▶ **Problem description**: Take each line of the listing that has the string "background" and report it.

▶ **Listed records**:
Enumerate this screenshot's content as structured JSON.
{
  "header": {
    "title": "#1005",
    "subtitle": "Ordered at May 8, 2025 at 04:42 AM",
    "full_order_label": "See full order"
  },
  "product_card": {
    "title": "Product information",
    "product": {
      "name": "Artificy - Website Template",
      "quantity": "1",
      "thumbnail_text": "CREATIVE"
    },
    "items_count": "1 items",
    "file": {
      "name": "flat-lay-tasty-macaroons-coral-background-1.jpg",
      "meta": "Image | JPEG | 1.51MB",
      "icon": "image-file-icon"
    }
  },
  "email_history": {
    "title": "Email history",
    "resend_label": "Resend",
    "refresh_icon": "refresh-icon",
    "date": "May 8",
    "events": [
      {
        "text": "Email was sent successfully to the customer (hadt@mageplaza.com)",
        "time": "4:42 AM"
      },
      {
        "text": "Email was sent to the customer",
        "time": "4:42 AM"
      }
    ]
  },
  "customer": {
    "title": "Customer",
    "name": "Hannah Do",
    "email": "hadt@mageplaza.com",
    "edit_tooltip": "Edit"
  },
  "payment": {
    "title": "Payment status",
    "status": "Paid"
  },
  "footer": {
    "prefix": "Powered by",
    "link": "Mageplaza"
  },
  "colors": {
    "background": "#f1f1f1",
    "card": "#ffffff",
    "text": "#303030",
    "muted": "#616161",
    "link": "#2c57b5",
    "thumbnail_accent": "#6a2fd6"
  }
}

▶ **Your solution**:
      "name": "flat-lay-tasty-macaroons-coral-background-1.jpg",
    "background": "#f1f1f1",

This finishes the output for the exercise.